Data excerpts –
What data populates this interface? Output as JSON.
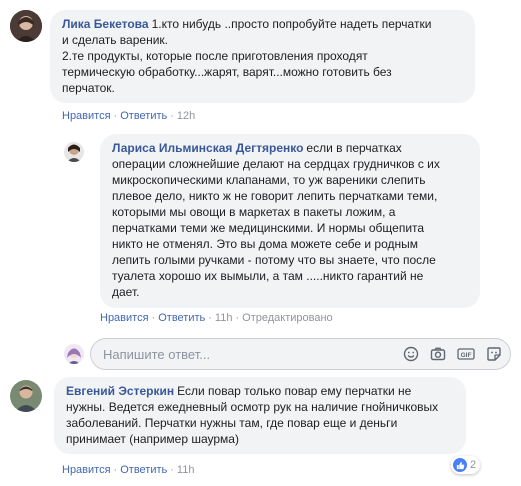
{
  "comments": [
    {
      "author": "Лика Бекетова",
      "text": "1.кто нибудь ..просто попробуйте надеть перчатки\nи сделать вареник.\n2.те продукты, которые после приготовления проходят\nтермическую обработку...жарят, варят...можно готовить без\nперчаток.",
      "like": "Нравится",
      "reply": "Ответить",
      "time": "12h"
    },
    {
      "author": "Лариса Ильминская Дегтяренко",
      "text": "если в перчатках\nоперации сложнейшие делают на сердцах грудничков с их\nмикроскопическими клапанами, то уж вареники слепить\nплевое дело, никто ж не говорит лепить перчатками теми,\nкоторыми мы овощи в маркетах в пакеты ложим, а\nперчатками теми же медицинскими. И нормы общепита\nникто не отменял. Это вы дома можете себе и родным\nлепить голыми ручками - потому что вы знаете, что после\nтуалета хорошо их вымыли, а там .....никто гарантий не\nдает.",
      "like": "Нравится",
      "reply": "Ответить",
      "time": "11h",
      "edited": "Отредактировано"
    },
    {
      "author": "Евгений Эстеркин",
      "text": "Если повар только повар ему перчатки не\nнужны. Ведется ежедневный осмотр рук на наличие гнойничковых\nзаболеваний. Перчатки нужны там, где повар еще и деньги\nпринимает (например шаурма)",
      "like": "Нравится",
      "reply": "Ответить",
      "time": "11h",
      "reaction_count": "2"
    }
  ],
  "reply_box": {
    "placeholder": "Напишите ответ..."
  },
  "icons": [
    "emoji-icon",
    "camera-icon",
    "gif-icon",
    "sticker-icon",
    "like-reaction-icon"
  ],
  "colors": {
    "author": "#385898",
    "link": "#4267b2",
    "bubble": "#f2f3f5",
    "meta": "#90949c",
    "like": "#4a80f5"
  }
}
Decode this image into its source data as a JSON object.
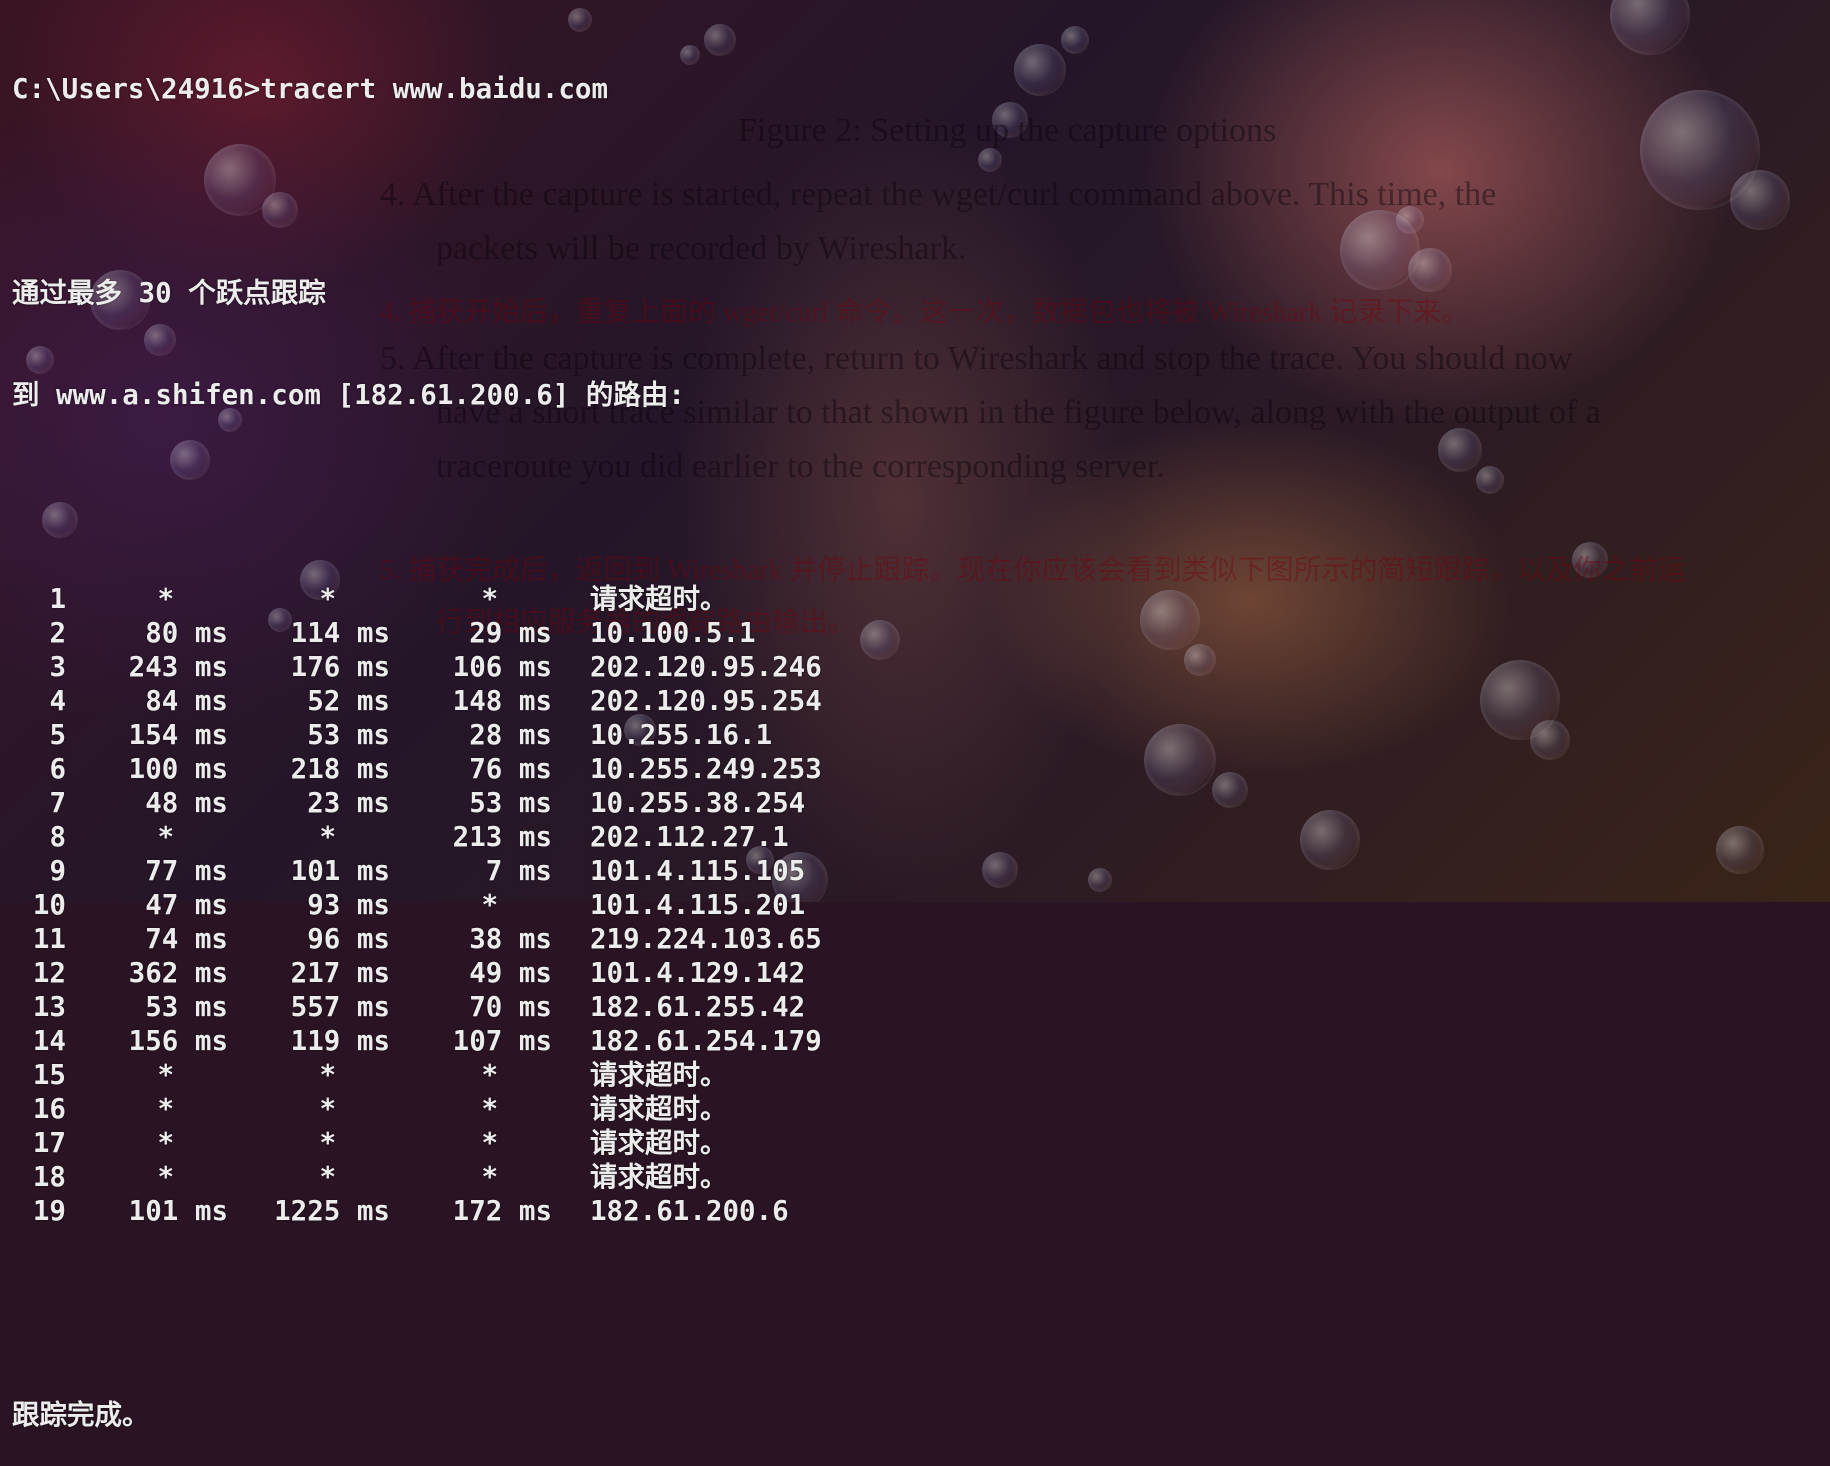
{
  "terminal": {
    "command_line": "C:\\Users\\24916>tracert www.baidu.com",
    "header_line1": "通过最多 30 个跃点跟踪",
    "header_line2": "到 www.a.shifen.com [182.61.200.6] 的路由:",
    "hops": [
      {
        "hop": "1",
        "rtt1": "*",
        "rtt2": "*",
        "rtt3": "*",
        "dest": "请求超时。"
      },
      {
        "hop": "2",
        "rtt1": "80 ms",
        "rtt2": "114 ms",
        "rtt3": "29 ms",
        "dest": "10.100.5.1"
      },
      {
        "hop": "3",
        "rtt1": "243 ms",
        "rtt2": "176 ms",
        "rtt3": "106 ms",
        "dest": "202.120.95.246"
      },
      {
        "hop": "4",
        "rtt1": "84 ms",
        "rtt2": "52 ms",
        "rtt3": "148 ms",
        "dest": "202.120.95.254"
      },
      {
        "hop": "5",
        "rtt1": "154 ms",
        "rtt2": "53 ms",
        "rtt3": "28 ms",
        "dest": "10.255.16.1"
      },
      {
        "hop": "6",
        "rtt1": "100 ms",
        "rtt2": "218 ms",
        "rtt3": "76 ms",
        "dest": "10.255.249.253"
      },
      {
        "hop": "7",
        "rtt1": "48 ms",
        "rtt2": "23 ms",
        "rtt3": "53 ms",
        "dest": "10.255.38.254"
      },
      {
        "hop": "8",
        "rtt1": "*",
        "rtt2": "*",
        "rtt3": "213 ms",
        "dest": "202.112.27.1"
      },
      {
        "hop": "9",
        "rtt1": "77 ms",
        "rtt2": "101 ms",
        "rtt3": "7 ms",
        "dest": "101.4.115.105"
      },
      {
        "hop": "10",
        "rtt1": "47 ms",
        "rtt2": "93 ms",
        "rtt3": "*",
        "dest": "101.4.115.201"
      },
      {
        "hop": "11",
        "rtt1": "74 ms",
        "rtt2": "96 ms",
        "rtt3": "38 ms",
        "dest": "219.224.103.65"
      },
      {
        "hop": "12",
        "rtt1": "362 ms",
        "rtt2": "217 ms",
        "rtt3": "49 ms",
        "dest": "101.4.129.142"
      },
      {
        "hop": "13",
        "rtt1": "53 ms",
        "rtt2": "557 ms",
        "rtt3": "70 ms",
        "dest": "182.61.255.42"
      },
      {
        "hop": "14",
        "rtt1": "156 ms",
        "rtt2": "119 ms",
        "rtt3": "107 ms",
        "dest": "182.61.254.179"
      },
      {
        "hop": "15",
        "rtt1": "*",
        "rtt2": "*",
        "rtt3": "*",
        "dest": "请求超时。"
      },
      {
        "hop": "16",
        "rtt1": "*",
        "rtt2": "*",
        "rtt3": "*",
        "dest": "请求超时。"
      },
      {
        "hop": "17",
        "rtt1": "*",
        "rtt2": "*",
        "rtt3": "*",
        "dest": "请求超时。"
      },
      {
        "hop": "18",
        "rtt1": "*",
        "rtt2": "*",
        "rtt3": "*",
        "dest": "请求超时。"
      },
      {
        "hop": "19",
        "rtt1": "101 ms",
        "rtt2": "1225 ms",
        "rtt3": "172 ms",
        "dest": "182.61.200.6"
      }
    ],
    "footer": "跟踪完成。"
  },
  "background_overlay": {
    "caption": "Figure 2: Setting up the capture options",
    "step4_en_a": "4.   After the capture is started, repeat the wget/curl command above. This time, the",
    "step4_en_b": "packets will be recorded by Wireshark.",
    "step4_cn": "4.   捕获开始后，重复上面的 wget/curl 命令。这一次，数据包也将被 Wireshark 记录下来。",
    "step5_en_a": "5.   After the capture is complete, return to Wireshark and stop the trace. You should now",
    "step5_en_b": "have a short trace similar to that shown in the figure below, along with the output of a",
    "step5_en_c": "traceroute you did earlier to the corresponding server.",
    "step5_cn_a": "5.   捕获完成后，返回到 Wireshark 并停止跟踪。现在你应该会看到类似下图所示的简短跟踪，以及你之前运",
    "step5_cn_b": "行到相应服务器的跟踪路由输出。"
  },
  "colors": {
    "terminal_text": "#ececec",
    "background": "#2a1424"
  }
}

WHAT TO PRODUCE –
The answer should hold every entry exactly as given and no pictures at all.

TASK RESULT –
What data populates this interface? Output as JSON.
{
  "comments": [
    {
      "author": "Лика Бекетова",
      "text": "1.кто нибудь ..просто попробуйте надеть перчатки\nи сделать вареник.\n2.те продукты, которые после приготовления проходят\nтермическую обработку...жарят, варят...можно готовить без\nперчаток.",
      "like": "Нравится",
      "reply": "Ответить",
      "time": "12h"
    },
    {
      "author": "Лариса Ильминская Дегтяренко",
      "text": "если в перчатках\nоперации сложнейшие делают на сердцах грудничков с их\nмикроскопическими клапанами, то уж вареники слепить\nплевое дело, никто ж не говорит лепить перчатками теми,\nкоторыми мы овощи в маркетах в пакеты ложим, а\nперчатками теми же медицинскими. И нормы общепита\nникто не отменял. Это вы дома можете себе и родным\nлепить голыми ручками - потому что вы знаете, что после\nтуалета хорошо их вымыли, а там .....никто гарантий не\nдает.",
      "like": "Нравится",
      "reply": "Ответить",
      "time": "11h",
      "edited": "Отредактировано"
    },
    {
      "author": "Евгений Эстеркин",
      "text": "Если повар только повар ему перчатки не\nнужны. Ведется ежедневный осмотр рук на наличие гнойничковых\nзаболеваний. Перчатки нужны там, где повар еще и деньги\nпринимает (например шаурма)",
      "like": "Нравится",
      "reply": "Ответить",
      "time": "11h",
      "reaction_count": "2"
    }
  ],
  "reply_box": {
    "placeholder": "Напишите ответ..."
  },
  "icons": [
    "emoji-icon",
    "camera-icon",
    "gif-icon",
    "sticker-icon",
    "like-reaction-icon"
  ],
  "colors": {
    "author": "#385898",
    "link": "#4267b2",
    "bubble": "#f2f3f5",
    "meta": "#90949c",
    "like": "#4a80f5"
  }
}
Decode this image into its source data as a JSON object.
{
  "terminal": {
    "command_line": "C:\\Users\\24916>tracert www.baidu.com",
    "header_line1": "通过最多 30 个跃点跟踪",
    "header_line2": "到 www.a.shifen.com [182.61.200.6] 的路由:",
    "hops": [
      {
        "hop": "1",
        "rtt1": "*",
        "rtt2": "*",
        "rtt3": "*",
        "dest": "请求超时。"
      },
      {
        "hop": "2",
        "rtt1": "80 ms",
        "rtt2": "114 ms",
        "rtt3": "29 ms",
        "dest": "10.100.5.1"
      },
      {
        "hop": "3",
        "rtt1": "243 ms",
        "rtt2": "176 ms",
        "rtt3": "106 ms",
        "dest": "202.120.95.246"
      },
      {
        "hop": "4",
        "rtt1": "84 ms",
        "rtt2": "52 ms",
        "rtt3": "148 ms",
        "dest": "202.120.95.254"
      },
      {
        "hop": "5",
        "rtt1": "154 ms",
        "rtt2": "53 ms",
        "rtt3": "28 ms",
        "dest": "10.255.16.1"
      },
      {
        "hop": "6",
        "rtt1": "100 ms",
        "rtt2": "218 ms",
        "rtt3": "76 ms",
        "dest": "10.255.249.253"
      },
      {
        "hop": "7",
        "rtt1": "48 ms",
        "rtt2": "23 ms",
        "rtt3": "53 ms",
        "dest": "10.255.38.254"
      },
      {
        "hop": "8",
        "rtt1": "*",
        "rtt2": "*",
        "rtt3": "213 ms",
        "dest": "202.112.27.1"
      },
      {
        "hop": "9",
        "rtt1": "77 ms",
        "rtt2": "101 ms",
        "rtt3": "7 ms",
        "dest": "101.4.115.105"
      },
      {
        "hop": "10",
        "rtt1": "47 ms",
        "rtt2": "93 ms",
        "rtt3": "*",
        "dest": "101.4.115.201"
      },
      {
        "hop": "11",
        "rtt1": "74 ms",
        "rtt2": "96 ms",
        "rtt3": "38 ms",
        "dest": "219.224.103.65"
      },
      {
        "hop": "12",
        "rtt1": "362 ms",
        "rtt2": "217 ms",
        "rtt3": "49 ms",
        "dest": "101.4.129.142"
      },
      {
        "hop": "13",
        "rtt1": "53 ms",
        "rtt2": "557 ms",
        "rtt3": "70 ms",
        "dest": "182.61.255.42"
      },
      {
        "hop": "14",
        "rtt1": "156 ms",
        "rtt2": "119 ms",
        "rtt3": "107 ms",
        "dest": "182.61.254.179"
      },
      {
        "hop": "15",
        "rtt1": "*",
        "rtt2": "*",
        "rtt3": "*",
        "dest": "请求超时。"
      },
      {
        "hop": "16",
        "rtt1": "*",
        "rtt2": "*",
        "rtt3": "*",
        "dest": "请求超时。"
      },
      {
        "hop": "17",
        "rtt1": "*",
        "rtt2": "*",
        "rtt3": "*",
        "dest": "请求超时。"
      },
      {
        "hop": "18",
        "rtt1": "*",
        "rtt2": "*",
        "rtt3": "*",
        "dest": "请求超时。"
      },
      {
        "hop": "19",
        "rtt1": "101 ms",
        "rtt2": "1225 ms",
        "rtt3": "172 ms",
        "dest": "182.61.200.6"
      }
    ],
    "footer": "跟踪完成。"
  },
  "background_overlay": {
    "caption": "Figure 2: Setting up the capture options",
    "step4_en_a": "4.   After the capture is started, repeat the wget/curl command above. This time, the",
    "step4_en_b": "packets will be recorded by Wireshark.",
    "step4_cn": "4.   捕获开始后，重复上面的 wget/curl 命令。这一次，数据包也将被 Wireshark 记录下来。",
    "step5_en_a": "5.   After the capture is complete, return to Wireshark and stop the trace. You should now",
    "step5_en_b": "have a short trace similar to that shown in the figure below, along with the output of a",
    "step5_en_c": "traceroute you did earlier to the corresponding server.",
    "step5_cn_a": "5.   捕获完成后，返回到 Wireshark 并停止跟踪。现在你应该会看到类似下图所示的简短跟踪，以及你之前运",
    "step5_cn_b": "行到相应服务器的跟踪路由输出。"
  },
  "colors": {
    "terminal_text": "#ececec",
    "background": "#2a1424"
  }
}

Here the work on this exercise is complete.